• [EXERCISE] Write the entries out exactly. Any images they hold stay out of the copy.

• [DATA LISTING]
_ _ _ _ _

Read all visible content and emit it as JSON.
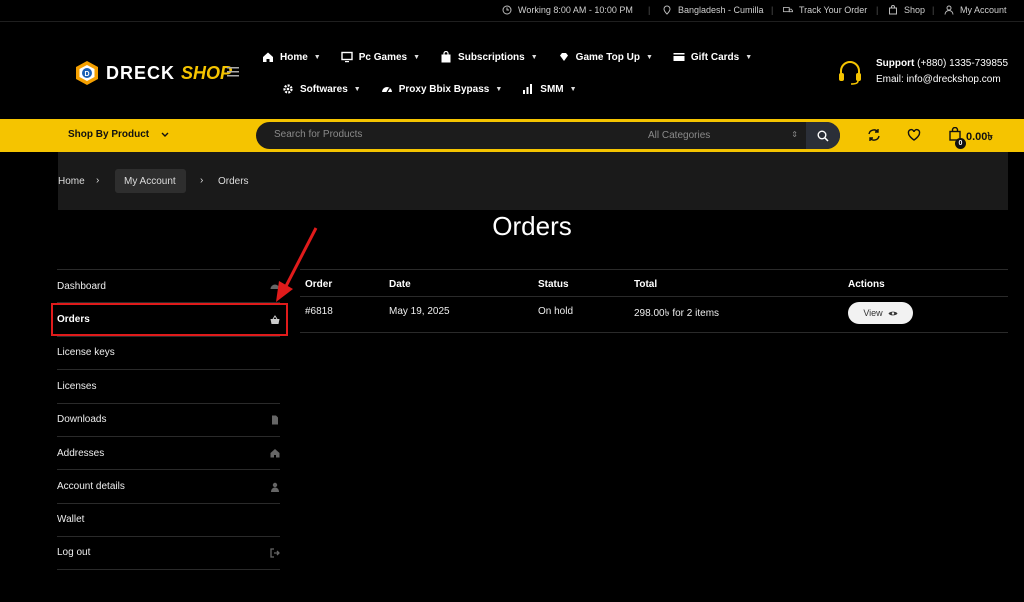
{
  "topbar": {
    "hours": "Working 8:00 AM - 10:00 PM",
    "location": "Bangladesh - Cumilla",
    "track": "Track Your Order",
    "shop": "Shop",
    "account": "My Account"
  },
  "brand": {
    "name_1": "DRECK",
    "name_2": "SHOP",
    "accent": "#f5c400"
  },
  "nav": {
    "row1": [
      {
        "label": "Home",
        "icon": "home-icon"
      },
      {
        "label": "Pc Games",
        "icon": "monitor-icon"
      },
      {
        "label": "Subscriptions",
        "icon": "bag-icon"
      },
      {
        "label": "Game Top Up",
        "icon": "diamond-icon"
      },
      {
        "label": "Gift Cards",
        "icon": "card-icon"
      }
    ],
    "row2": [
      {
        "label": "Softwares",
        "icon": "gear-icon"
      },
      {
        "label": "Proxy Bbix Bypass",
        "icon": "gauge-icon"
      },
      {
        "label": "SMM",
        "icon": "bars-icon"
      }
    ]
  },
  "support": {
    "label": "Support",
    "phone": "(+880) 1335-739855",
    "email": "Email: info@dreckshop.com"
  },
  "ybar": {
    "shop_by": "Shop By Product",
    "search_placeholder": "Search for Products",
    "category": "All Categories",
    "cart_count": "0",
    "cart_total": "0.00৳"
  },
  "breadcrumb": {
    "home": "Home",
    "account": "My Account",
    "current": "Orders"
  },
  "page": {
    "title": "Orders"
  },
  "sidebar": {
    "items": [
      {
        "label": "Dashboard"
      },
      {
        "label": "Orders"
      },
      {
        "label": "License keys"
      },
      {
        "label": "Licenses"
      },
      {
        "label": "Downloads"
      },
      {
        "label": "Addresses"
      },
      {
        "label": "Account details"
      },
      {
        "label": "Wallet"
      },
      {
        "label": "Log out"
      }
    ]
  },
  "orders": {
    "headers": {
      "order": "Order",
      "date": "Date",
      "status": "Status",
      "total": "Total",
      "actions": "Actions"
    },
    "rows": [
      {
        "order": "#6818",
        "date": "May 19, 2025",
        "status": "On hold",
        "total": "298.00৳  for 2 items",
        "action": "View"
      }
    ]
  },
  "annotation_color": "#e01b1b"
}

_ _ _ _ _

• [RESPONSE AREA]
Read all visible content and emit it as JSON.
{
  "topbar": {
    "hours": "Working 8:00 AM - 10:00 PM",
    "location": "Bangladesh - Cumilla",
    "track": "Track Your Order",
    "shop": "Shop",
    "account": "My Account"
  },
  "brand": {
    "name_1": "DRECK",
    "name_2": "SHOP",
    "accent": "#f5c400"
  },
  "nav": {
    "row1": [
      {
        "label": "Home",
        "icon": "home-icon"
      },
      {
        "label": "Pc Games",
        "icon": "monitor-icon"
      },
      {
        "label": "Subscriptions",
        "icon": "bag-icon"
      },
      {
        "label": "Game Top Up",
        "icon": "diamond-icon"
      },
      {
        "label": "Gift Cards",
        "icon": "card-icon"
      }
    ],
    "row2": [
      {
        "label": "Softwares",
        "icon": "gear-icon"
      },
      {
        "label": "Proxy Bbix Bypass",
        "icon": "gauge-icon"
      },
      {
        "label": "SMM",
        "icon": "bars-icon"
      }
    ]
  },
  "support": {
    "label": "Support",
    "phone": "(+880) 1335-739855",
    "email": "Email: info@dreckshop.com"
  },
  "ybar": {
    "shop_by": "Shop By Product",
    "search_placeholder": "Search for Products",
    "category": "All Categories",
    "cart_count": "0",
    "cart_total": "0.00৳"
  },
  "breadcrumb": {
    "home": "Home",
    "account": "My Account",
    "current": "Orders"
  },
  "page": {
    "title": "Orders"
  },
  "sidebar": {
    "items": [
      {
        "label": "Dashboard"
      },
      {
        "label": "Orders"
      },
      {
        "label": "License keys"
      },
      {
        "label": "Licenses"
      },
      {
        "label": "Downloads"
      },
      {
        "label": "Addresses"
      },
      {
        "label": "Account details"
      },
      {
        "label": "Wallet"
      },
      {
        "label": "Log out"
      }
    ]
  },
  "orders": {
    "headers": {
      "order": "Order",
      "date": "Date",
      "status": "Status",
      "total": "Total",
      "actions": "Actions"
    },
    "rows": [
      {
        "order": "#6818",
        "date": "May 19, 2025",
        "status": "On hold",
        "total": "298.00৳  for 2 items",
        "action": "View"
      }
    ]
  },
  "annotation_color": "#e01b1b"
}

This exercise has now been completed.